Pickleball players now have a new, local spot to swing their rackets.
City of Airdrie staff and members of the Airdrie and Area Pickleball Club (AAPC) unveiled a brand-new $80,000 outdoor pickleball facility Aug. 22. The four courts are located off Main Street, at the site of the old Street Art Gallery near Nose Creek Park.
The new amenity was under construction for four months and should have a lifecycle of more than 15 years, according to Archie Lang, the City of Airdrie’s manager of parks and public works.
The sport of pickleball originated in the southern United States about 60 years ago, but according to AAPC’s current president, Barry Hoffman, has grown in popularity in Canada more recently.
“The snowbirds dragged it up to Canada and it’s just taken off like wildfire,” he said.
Pickleball combines elements of tennis on a badminton court-sized space. The rackets are slightly larger than a table tennis paddle and the ball is light and made of plastic.
“It’s a non-contact sport and anyone can play it, especially seniors,” Hoffman said. “That’s one of the big things. It’s just a fun sport.”
The sport has also grown in popularity in Airdrie. The AAPC formed two years ago and has approximately 50 to 60 members, according to Hoffman. Up until now, he said, the club has played at the tennis courts at East Lake Park and on makeshift courts indoors at Genesis Place.
“We started two years ago in Genesis during the winter,” Hoffman said. “The membership grew and grew, and that’s basically how it took off.
“We encourage new people to come – we train them, educate them and they participate and see how they progress from there.”
Among those who tested the new courts Aug. 22 was Airdrie mayor Peter Brown, who rallied with AAPC members alongside Hoffman for about 10 minutes.
“This craze of pickleball is really big in the southern U.S. and it’s big with seniors, but I think when the kids start to play it, they’re going to realize how much fun a game it is,” he said.

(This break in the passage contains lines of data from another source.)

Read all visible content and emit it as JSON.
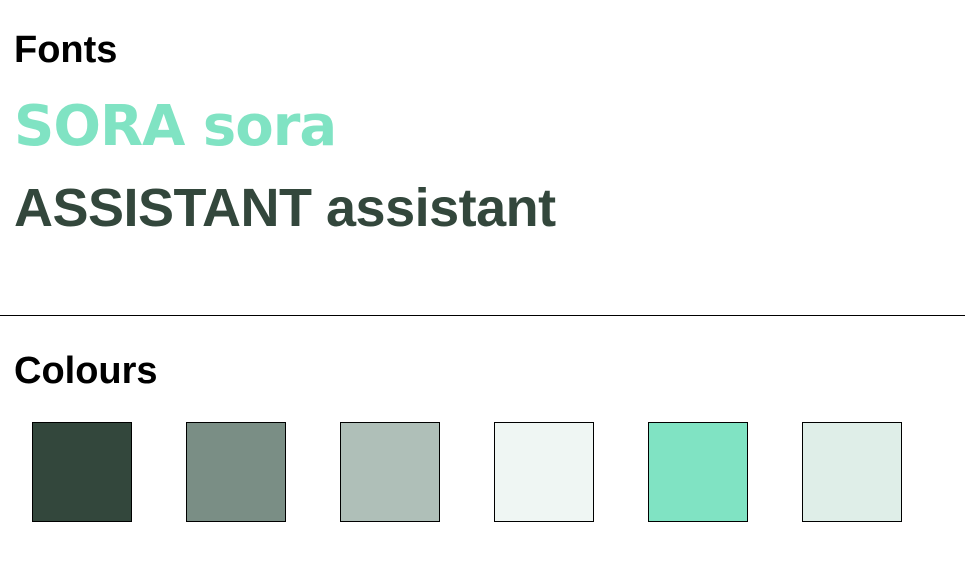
{
  "fonts": {
    "title": "Fonts",
    "samples": [
      {
        "text": "SORA sora",
        "color": "#80E3C3"
      },
      {
        "text": "ASSISTANT assistant",
        "color": "#33473C"
      }
    ]
  },
  "colours": {
    "title": "Colours",
    "swatches": [
      "#33473C",
      "#7A8E85",
      "#AFBFB8",
      "#EFF6F3",
      "#80E3C3",
      "#DFEEE8"
    ]
  }
}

“It’s a very light ball [and]there’s a little less movement than on a tennis court, so you’re not having to move around as much. There’s less stress on your bones.”